In addition to endocarditis, diabetes, amputation, blindness and organ transplant, Jeff also had coronary artery disease and mitral valve regurgitation, also known as a leaky heart valve.

“Replacing his mitral valve would resolve the infection and regurgitation. We also performed coronary bypass grafting to address his coronary artery disease,” adds Dr. Kharazi.

Along with his cardiologists, it took a multidisciplinary team, including his nephrologist, Dr. Lucy Miller, to prepare Jeff for the open-heart operation to ensure that his body could handle the surgery.

A healthy outlook
Jeff had surgery in July, and recalls the wonderful care he received.

“I appreciate that Dr. Kharazi and Dr. Fernandez kept checking on me. They were checking me every day. There was not a day that I was in the hospital that they missed. They even updated my family, who was really happy with them.”

Jeff remained in a skilled nursing facility for nearly 7 months before he was well enough to return home.

“I finally went home on December 1,” recalls Jeff. “That was my first time having a heart issue. Now I check my blood pressure and blood sugar daily. I have good results and a great heart.”

In terms of Jeff’s other health challenges, he continues dialysis 3 times a week due to his original and transplanted kidneys failing. But he no longer has diabetes, and has adopted a healthier lifestyle.

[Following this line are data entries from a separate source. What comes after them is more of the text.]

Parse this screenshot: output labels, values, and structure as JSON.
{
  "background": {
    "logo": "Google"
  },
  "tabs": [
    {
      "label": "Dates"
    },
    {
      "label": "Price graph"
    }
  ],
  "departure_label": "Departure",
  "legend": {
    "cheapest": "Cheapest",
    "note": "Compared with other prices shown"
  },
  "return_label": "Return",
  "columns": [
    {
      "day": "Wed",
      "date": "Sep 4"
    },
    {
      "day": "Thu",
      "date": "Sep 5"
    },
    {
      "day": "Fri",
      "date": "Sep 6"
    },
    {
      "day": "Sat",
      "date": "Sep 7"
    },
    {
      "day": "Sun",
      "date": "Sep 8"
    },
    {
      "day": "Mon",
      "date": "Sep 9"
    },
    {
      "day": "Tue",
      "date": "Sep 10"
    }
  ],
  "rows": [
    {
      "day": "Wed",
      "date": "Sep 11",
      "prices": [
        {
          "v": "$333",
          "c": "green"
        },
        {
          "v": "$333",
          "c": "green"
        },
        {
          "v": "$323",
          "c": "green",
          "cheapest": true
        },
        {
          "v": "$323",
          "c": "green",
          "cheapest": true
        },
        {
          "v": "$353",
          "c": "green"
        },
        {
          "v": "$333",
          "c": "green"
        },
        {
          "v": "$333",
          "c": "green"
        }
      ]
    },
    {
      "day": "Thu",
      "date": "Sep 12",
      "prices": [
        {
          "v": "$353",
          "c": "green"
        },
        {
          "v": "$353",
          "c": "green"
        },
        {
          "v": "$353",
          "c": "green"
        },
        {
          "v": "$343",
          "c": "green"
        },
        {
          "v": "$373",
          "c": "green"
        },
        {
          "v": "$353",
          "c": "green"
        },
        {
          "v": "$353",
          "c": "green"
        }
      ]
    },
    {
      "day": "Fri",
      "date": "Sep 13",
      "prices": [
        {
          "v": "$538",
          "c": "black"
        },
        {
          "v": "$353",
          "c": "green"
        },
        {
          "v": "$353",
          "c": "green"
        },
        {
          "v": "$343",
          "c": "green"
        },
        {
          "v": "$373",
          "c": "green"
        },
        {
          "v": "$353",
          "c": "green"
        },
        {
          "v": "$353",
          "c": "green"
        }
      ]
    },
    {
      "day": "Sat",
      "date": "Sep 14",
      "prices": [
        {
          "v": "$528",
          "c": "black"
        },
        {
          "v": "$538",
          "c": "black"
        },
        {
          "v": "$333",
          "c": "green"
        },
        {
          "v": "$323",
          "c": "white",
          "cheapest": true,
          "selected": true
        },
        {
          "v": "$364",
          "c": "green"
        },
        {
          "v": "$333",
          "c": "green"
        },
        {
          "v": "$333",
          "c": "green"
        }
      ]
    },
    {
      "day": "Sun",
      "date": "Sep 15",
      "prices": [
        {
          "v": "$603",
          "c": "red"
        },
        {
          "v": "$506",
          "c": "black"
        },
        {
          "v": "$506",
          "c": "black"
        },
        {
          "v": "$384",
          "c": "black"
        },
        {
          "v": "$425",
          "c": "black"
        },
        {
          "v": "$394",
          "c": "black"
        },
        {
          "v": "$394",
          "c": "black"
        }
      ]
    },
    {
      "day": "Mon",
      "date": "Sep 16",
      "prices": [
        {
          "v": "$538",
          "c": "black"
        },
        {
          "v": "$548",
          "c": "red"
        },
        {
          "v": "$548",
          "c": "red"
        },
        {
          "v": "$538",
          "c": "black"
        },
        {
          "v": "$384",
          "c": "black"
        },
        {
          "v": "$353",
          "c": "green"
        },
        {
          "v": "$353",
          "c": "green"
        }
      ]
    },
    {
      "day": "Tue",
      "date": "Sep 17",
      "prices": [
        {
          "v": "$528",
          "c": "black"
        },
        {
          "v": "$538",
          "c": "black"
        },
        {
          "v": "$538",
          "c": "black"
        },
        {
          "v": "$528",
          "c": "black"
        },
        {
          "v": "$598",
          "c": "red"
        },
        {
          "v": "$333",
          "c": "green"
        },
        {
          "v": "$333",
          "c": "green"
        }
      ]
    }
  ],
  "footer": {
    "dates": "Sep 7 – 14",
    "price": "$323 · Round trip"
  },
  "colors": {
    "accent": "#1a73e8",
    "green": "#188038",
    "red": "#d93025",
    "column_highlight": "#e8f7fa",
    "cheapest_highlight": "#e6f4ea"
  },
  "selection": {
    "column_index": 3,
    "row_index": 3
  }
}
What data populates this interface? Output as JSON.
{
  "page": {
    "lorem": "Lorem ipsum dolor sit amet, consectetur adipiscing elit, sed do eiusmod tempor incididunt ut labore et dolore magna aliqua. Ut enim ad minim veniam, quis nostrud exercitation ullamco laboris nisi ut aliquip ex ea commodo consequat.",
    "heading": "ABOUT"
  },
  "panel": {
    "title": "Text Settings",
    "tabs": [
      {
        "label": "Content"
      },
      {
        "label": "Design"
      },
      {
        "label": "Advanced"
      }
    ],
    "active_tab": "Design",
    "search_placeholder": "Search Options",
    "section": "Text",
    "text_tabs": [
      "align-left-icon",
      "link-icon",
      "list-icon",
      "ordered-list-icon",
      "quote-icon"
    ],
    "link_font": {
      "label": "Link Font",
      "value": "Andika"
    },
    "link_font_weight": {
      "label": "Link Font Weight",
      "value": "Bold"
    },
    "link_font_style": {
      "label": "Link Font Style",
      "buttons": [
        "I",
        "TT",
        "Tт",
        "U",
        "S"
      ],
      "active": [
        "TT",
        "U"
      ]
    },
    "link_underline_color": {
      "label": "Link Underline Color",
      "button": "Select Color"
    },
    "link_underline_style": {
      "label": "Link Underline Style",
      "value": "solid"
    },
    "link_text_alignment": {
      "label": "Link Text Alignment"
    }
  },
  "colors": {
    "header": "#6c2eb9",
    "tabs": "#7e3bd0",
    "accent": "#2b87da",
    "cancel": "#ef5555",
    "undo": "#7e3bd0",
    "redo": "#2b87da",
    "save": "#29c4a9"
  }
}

“I watch my diet,” says Jeff. “I stay away from fried food and portion out what I can have during the day — salt, potassium and so on. I have become more aware of my body and health, and am in control of it.”

Jeff reflects on what he has gone through since his health challenges began in 1989.

“I was not compliant with my diabetic diet. And now, with all the problems I went through, I no longer have diabetes and I watch everything I do,” says Jeff. “Now I am a more positive person. My heart was saved, I learned how to walk again, there was so much I overcame. When I went home last December, Dr. Kharazi and Pristine Care at Home continued to care for me so that I could be well again,” says Jeff.

Jeff plans to start working soon, hopes to find a new kidney donor, and would like to use his experience to motivate others.

“No matter how good or bad things are, there’s always someone in a worse situation,” says Jeff. I want to help others with similar challenges. I want to teach them to love themselves and have faith in themselves no matter the situation.”

You might also like:

Choose the doctor who's right for you.

At Sharp, we make it easy to find an exceptional doctor — right where you live and work.

All Categories
Contact Sharp HealthCare
Call us

Call 1-800-827-4277 or view our detailed phone directory.

For medical or psychiatric emergencies, call 911 immediately.

Email us

Please do not use this form to convey personal or medical information.

How would you like to be contacted?
Date of birth

What's This?

These important numbers are located on your billing statement.

Find your Sharp Rees-Stealy account number

Find your SharpCare account number

Find your SharpCare account number
What's GDPR?

The General Data Protection Regulation (GDPR) governs the processing of personal information gathered from individuals while they are in the European Union (EU) and parts of the EEA (European Economic Area, which currently includes Iceland, Lichtenstein and Norway).

We are sorry, but we are unable to process your price estimate if you live or are travelling within the EU or affiliated nations.

What's This?

Many surgery and procedure names sound similar. If possible, please provide the current procedure terminology (CPT) code, which can be found on the order from your doctor.

If you cannot provide the CPT code, please contact your doctor's office for the CPT or a detailed description of services.